Example shown, with the $1\times 1$ (or the $1\times 2$) you can tile a $2\times 4$ as follows:
Now we don't need to consider $1\times 1$ (or $1\times 2$) further as we have found the smallest rectangle tilable with copies of the hexomino plus copies of $1\times 1$ (or $1\times 2$).
I have tilings for another nine rectangles: Hexomino plus $1\times 3$, $1\times 4$, $1\times 5$, $1\times 6$, $1\times 7$, $1\times 8$, $2\times 2$, $2\times 3$, $2\times 4$

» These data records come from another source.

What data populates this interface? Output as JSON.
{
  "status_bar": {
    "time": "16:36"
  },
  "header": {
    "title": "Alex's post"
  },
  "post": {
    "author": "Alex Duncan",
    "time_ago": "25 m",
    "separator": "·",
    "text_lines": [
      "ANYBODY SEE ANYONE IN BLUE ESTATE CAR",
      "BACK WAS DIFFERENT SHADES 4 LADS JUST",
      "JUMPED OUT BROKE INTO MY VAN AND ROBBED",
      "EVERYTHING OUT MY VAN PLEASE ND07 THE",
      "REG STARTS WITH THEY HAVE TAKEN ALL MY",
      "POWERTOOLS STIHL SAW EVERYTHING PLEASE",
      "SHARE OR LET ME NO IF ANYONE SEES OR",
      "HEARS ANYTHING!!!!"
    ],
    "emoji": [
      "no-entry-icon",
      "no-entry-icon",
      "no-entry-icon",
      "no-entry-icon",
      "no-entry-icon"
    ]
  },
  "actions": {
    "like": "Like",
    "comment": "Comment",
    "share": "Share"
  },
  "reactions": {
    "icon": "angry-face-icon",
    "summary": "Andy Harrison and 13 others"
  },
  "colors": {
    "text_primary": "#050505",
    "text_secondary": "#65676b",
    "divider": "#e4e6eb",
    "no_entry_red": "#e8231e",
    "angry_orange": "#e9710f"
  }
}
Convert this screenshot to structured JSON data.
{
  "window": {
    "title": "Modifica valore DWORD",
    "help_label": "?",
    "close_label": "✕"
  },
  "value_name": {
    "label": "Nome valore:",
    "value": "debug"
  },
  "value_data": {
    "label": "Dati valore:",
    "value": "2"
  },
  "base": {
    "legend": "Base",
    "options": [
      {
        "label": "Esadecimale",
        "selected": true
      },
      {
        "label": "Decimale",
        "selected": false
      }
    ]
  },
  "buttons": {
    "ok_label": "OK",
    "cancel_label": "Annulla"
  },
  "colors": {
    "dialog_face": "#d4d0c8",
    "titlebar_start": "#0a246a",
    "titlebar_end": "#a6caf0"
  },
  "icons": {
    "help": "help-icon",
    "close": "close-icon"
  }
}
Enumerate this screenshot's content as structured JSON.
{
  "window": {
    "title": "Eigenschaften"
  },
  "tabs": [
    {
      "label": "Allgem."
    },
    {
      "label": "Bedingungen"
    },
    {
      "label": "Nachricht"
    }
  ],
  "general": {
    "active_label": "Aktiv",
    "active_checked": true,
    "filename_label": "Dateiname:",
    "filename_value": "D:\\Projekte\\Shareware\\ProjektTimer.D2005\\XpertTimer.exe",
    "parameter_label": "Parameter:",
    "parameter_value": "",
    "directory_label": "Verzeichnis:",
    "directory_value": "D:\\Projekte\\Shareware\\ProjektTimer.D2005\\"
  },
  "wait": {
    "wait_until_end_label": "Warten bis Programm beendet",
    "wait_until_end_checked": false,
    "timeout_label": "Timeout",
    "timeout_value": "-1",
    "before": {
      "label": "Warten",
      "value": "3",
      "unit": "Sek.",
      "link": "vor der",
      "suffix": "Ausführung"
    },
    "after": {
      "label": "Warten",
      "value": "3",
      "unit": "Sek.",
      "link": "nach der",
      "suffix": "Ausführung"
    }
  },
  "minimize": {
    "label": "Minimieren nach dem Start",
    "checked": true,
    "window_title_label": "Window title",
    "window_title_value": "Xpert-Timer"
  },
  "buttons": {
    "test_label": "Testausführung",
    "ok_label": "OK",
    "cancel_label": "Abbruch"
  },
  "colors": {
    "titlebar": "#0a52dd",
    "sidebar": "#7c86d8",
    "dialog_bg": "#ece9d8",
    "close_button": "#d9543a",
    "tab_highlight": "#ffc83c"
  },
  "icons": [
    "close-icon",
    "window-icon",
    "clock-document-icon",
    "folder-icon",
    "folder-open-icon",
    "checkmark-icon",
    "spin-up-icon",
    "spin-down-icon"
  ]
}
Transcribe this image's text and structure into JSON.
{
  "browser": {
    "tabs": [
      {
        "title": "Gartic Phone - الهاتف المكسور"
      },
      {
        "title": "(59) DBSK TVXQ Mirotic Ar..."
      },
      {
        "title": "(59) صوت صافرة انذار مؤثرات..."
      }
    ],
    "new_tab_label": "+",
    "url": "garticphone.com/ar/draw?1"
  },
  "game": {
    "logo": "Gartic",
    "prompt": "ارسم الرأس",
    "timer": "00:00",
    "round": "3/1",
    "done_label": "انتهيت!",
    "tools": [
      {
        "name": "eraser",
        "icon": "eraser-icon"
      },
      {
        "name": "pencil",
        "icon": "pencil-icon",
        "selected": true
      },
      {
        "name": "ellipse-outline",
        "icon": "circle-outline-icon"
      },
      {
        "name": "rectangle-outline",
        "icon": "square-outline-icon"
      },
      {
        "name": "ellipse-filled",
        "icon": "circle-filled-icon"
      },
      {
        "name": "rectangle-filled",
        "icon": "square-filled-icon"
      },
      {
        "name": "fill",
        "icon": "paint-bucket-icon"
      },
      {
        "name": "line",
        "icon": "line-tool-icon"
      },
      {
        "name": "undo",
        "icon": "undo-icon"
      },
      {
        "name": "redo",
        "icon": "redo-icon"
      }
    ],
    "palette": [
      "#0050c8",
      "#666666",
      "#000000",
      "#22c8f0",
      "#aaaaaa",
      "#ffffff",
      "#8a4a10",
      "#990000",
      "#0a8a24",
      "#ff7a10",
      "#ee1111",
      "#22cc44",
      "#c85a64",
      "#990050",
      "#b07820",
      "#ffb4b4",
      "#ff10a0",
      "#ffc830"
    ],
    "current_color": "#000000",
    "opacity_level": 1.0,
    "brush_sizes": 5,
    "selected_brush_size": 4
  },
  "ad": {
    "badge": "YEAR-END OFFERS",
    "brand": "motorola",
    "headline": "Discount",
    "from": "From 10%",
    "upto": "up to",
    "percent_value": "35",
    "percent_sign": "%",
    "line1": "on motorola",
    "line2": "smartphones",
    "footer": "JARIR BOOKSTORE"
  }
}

No Computer All of them could be tiled by hand (with significant effort in some cases), so I'm making this a no-computer puzzle. This also means please don't look up answers on the web... if you post an answer it should be because you found it 'by hand'. This does not preclude you from for example using an image program to manipulate shapes on the screen, just from using a computer to search for or automate the arrangement.